Batwan which is also called Batuan, Batuan or Batuwan or Garcinia Binucao is indigenous to the Philippines and possibly Vietnam, and it is a relative of Mangosteen.Its fruit is somewhat round in shape, around 4 centimeters in diameter, greenish in color which turned yellowish when mature. They have a firm outer covering and contain a very sour pulp and several seeds. It has a sour taste but not acidic to the stomach. The Batwan tree thrives in parts of Bohol and Leyte as well but it isn’t used much in those cuisines.
The use of Batwan fruit is one of the distinct features of Ilonggo cuisine, especially for cooking "Sinigang", Philippines sour soup or stew.
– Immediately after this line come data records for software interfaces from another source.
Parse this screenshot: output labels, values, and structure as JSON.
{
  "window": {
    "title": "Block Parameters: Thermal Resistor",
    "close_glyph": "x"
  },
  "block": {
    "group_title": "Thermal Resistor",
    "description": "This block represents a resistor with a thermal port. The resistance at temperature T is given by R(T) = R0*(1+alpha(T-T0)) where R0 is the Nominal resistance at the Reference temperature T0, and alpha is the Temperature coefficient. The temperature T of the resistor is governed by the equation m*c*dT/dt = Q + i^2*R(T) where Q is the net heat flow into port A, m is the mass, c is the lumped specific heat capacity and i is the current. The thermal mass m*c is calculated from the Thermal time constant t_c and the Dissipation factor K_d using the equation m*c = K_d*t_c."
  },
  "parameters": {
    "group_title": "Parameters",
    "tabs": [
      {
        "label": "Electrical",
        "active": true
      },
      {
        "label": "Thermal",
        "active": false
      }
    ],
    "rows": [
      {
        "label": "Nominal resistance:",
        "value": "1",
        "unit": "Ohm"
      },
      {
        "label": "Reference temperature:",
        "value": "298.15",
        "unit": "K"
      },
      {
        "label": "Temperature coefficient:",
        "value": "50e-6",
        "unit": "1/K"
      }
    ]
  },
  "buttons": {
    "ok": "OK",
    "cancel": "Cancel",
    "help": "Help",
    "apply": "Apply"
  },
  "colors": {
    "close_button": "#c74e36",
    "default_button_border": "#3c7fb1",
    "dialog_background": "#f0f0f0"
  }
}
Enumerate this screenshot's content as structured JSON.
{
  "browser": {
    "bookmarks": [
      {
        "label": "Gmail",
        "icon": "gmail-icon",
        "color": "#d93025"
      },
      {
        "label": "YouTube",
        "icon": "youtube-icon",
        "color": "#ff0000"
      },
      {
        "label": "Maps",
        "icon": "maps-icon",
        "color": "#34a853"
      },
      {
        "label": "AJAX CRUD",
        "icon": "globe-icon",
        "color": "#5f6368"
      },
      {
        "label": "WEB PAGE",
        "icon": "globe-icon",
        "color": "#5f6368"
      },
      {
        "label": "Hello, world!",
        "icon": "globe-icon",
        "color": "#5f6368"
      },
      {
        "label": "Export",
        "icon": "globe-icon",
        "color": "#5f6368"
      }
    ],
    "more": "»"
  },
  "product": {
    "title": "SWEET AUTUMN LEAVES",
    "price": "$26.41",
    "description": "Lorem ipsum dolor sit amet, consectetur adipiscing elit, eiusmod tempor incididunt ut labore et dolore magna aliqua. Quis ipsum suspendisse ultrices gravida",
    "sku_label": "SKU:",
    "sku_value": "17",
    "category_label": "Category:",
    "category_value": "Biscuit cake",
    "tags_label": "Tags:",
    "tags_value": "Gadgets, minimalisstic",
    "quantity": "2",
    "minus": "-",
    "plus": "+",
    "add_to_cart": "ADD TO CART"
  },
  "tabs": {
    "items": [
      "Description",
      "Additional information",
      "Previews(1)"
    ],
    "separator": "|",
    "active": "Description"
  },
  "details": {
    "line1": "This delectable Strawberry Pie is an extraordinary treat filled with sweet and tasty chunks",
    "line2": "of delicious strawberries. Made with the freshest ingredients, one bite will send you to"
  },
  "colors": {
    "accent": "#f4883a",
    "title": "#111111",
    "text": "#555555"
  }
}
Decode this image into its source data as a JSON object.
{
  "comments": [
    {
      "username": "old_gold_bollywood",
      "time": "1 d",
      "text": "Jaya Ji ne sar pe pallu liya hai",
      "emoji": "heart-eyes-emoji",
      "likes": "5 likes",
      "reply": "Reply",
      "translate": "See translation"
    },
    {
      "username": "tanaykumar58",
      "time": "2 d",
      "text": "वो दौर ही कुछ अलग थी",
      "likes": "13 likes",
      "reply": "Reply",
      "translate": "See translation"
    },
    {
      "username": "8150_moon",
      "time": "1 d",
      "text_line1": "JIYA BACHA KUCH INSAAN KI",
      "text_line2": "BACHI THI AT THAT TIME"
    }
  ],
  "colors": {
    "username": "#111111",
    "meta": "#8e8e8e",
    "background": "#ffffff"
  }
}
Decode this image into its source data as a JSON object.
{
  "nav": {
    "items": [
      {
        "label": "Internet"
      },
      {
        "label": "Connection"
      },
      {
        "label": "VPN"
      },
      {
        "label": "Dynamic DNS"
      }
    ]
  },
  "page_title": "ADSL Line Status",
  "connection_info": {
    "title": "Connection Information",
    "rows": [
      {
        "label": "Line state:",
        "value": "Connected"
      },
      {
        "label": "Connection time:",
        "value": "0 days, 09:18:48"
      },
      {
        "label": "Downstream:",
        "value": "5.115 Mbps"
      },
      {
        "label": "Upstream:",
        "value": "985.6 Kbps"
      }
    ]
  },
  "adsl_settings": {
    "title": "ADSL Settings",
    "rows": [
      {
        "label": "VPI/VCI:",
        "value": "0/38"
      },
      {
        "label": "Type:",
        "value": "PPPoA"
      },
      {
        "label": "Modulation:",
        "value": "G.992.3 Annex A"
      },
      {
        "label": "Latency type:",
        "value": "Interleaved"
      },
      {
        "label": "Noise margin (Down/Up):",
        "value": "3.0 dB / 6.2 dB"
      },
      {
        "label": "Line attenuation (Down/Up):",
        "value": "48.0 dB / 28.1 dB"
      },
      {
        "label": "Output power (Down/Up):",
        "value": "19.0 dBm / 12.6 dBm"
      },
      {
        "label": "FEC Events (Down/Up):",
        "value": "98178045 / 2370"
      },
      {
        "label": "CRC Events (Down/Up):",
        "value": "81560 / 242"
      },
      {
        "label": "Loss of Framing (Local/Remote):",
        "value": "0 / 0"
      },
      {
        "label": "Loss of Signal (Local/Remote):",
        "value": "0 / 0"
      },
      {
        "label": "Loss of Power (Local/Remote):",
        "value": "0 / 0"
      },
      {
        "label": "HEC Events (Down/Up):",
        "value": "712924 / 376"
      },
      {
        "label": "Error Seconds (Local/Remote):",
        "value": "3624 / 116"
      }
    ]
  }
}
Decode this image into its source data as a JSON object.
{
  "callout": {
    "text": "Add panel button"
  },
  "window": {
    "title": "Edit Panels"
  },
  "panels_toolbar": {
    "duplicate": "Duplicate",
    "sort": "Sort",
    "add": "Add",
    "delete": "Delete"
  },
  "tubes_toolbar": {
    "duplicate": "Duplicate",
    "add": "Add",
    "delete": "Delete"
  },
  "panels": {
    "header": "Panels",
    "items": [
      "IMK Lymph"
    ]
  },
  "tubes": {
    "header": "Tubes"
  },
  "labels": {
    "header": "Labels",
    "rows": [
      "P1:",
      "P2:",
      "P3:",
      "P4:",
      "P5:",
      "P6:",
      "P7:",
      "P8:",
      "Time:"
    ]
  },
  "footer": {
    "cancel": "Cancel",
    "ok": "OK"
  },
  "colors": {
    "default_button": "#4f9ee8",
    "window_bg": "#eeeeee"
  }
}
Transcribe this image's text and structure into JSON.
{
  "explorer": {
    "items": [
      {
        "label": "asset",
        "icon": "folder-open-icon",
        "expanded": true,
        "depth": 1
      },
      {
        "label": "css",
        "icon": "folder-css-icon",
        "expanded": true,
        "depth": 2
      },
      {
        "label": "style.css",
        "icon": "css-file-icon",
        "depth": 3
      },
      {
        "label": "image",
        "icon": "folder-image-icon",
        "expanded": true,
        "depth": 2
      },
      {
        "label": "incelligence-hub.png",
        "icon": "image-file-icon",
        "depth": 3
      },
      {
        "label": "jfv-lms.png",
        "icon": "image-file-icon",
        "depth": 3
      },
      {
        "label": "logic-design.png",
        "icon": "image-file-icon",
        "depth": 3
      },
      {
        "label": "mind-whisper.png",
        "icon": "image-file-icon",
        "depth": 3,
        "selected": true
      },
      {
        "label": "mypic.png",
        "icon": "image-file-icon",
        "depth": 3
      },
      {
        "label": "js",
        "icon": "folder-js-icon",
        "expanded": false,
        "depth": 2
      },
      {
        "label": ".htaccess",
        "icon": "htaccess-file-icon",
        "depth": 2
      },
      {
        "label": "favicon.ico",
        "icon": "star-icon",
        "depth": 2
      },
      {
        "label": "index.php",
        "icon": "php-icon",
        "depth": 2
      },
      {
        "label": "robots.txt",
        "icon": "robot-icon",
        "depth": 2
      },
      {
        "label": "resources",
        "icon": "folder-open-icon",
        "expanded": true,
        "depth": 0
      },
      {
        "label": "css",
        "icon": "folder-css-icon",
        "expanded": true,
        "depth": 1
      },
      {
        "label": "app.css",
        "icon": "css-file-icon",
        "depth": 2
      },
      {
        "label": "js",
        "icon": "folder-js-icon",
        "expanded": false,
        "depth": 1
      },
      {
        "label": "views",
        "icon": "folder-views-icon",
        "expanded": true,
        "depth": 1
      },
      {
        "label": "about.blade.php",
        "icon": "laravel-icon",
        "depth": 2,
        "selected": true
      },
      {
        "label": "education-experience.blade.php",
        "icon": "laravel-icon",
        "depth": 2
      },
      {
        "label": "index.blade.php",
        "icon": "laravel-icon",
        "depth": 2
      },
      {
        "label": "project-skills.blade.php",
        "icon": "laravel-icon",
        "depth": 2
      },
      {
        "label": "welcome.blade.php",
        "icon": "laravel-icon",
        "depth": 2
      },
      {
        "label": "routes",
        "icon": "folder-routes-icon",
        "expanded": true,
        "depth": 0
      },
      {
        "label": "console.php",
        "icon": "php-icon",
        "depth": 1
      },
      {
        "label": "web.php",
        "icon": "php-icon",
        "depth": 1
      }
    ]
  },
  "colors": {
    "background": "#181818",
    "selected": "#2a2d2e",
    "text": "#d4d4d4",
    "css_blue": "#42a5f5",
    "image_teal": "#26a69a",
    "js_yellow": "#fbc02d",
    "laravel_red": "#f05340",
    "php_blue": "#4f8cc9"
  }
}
Batuan or Batwan is also known as Binukau or Binukaw in Tagalog (from where its scientific name was derived), and Balakut in Ilocano. Batwan is called in various names in other parts of the country:
Ballok (Benguet); Balikot (Ilocos Norte); Bangkok (Zambales); Bilukao (Rizal, Bataan, Batangas, Camarines); Binukao (Laguna, Bataan, Batangas, Camarines); Buragris (Camarines); Kamangsi (Tayabas); Kandis (Palawan); Kamurai; Kulilem (Cagayan); Haras (Capiz) and Maninila (Albay).
The use of Batwan is dying out in most part of the Philippines and it might not even known in other parts of the country, except Negros and nearby areas that use it a lot in preparing some of their dishes.
Negros Region of the country, particularly Bacolod use Batwan as souring agents in cooking various dishes, such as Paksiw na Isda (fish cooked in vvinegar, Kansi (jackfruit with mung beans and coconut cream), Pinamalhan (a dry style Paksiw na Isda) and Tinolang Isda (fish with sour soup). Batwan is also use in cooking the classic dish named KBL (Kadios, Baboy and Langka) from Iloilo. In Negros, the people basically use Batwan to any dish that requires a souring agent instead of Tamarind (usualy souring agent in Luzon Island).
It is said that Batwan only grows in Panay or Negros, other people say that it is also abundant in other parts of the country, but perhaps not used as souring agent. Batwan is a huge tree with lost of fruits when it is in season. and it is the only souring agent that the people knows in Panay and Negros Provinces/Islands. However, It is said to be used also in other Provinces, such as Leyte, Bohol, Masbate.
Below is a not so well-photographed picture of Batwan which was luckily shared by a friend from Iloilo to my brother who likes to experiment on other local products to make his Sinigang.
Personal Note: Based on my experience, Batwan is not so well-known in Luzon Islands of the Philippines, where Kamatis (Tomatoes), Kamias, Calamansi and Sampaloc are used as souring agent in making Sinigang. Batwan is mostly used in the Visayas Island of the country, particularly in Iloilo (Negros Provinces). I came to know about Batwan because my first husband's family came from Iloilo and they used to have a cook who also came from the Province and used Batwan when cooking dishes like KBL, Tinolang Isda and Sinigang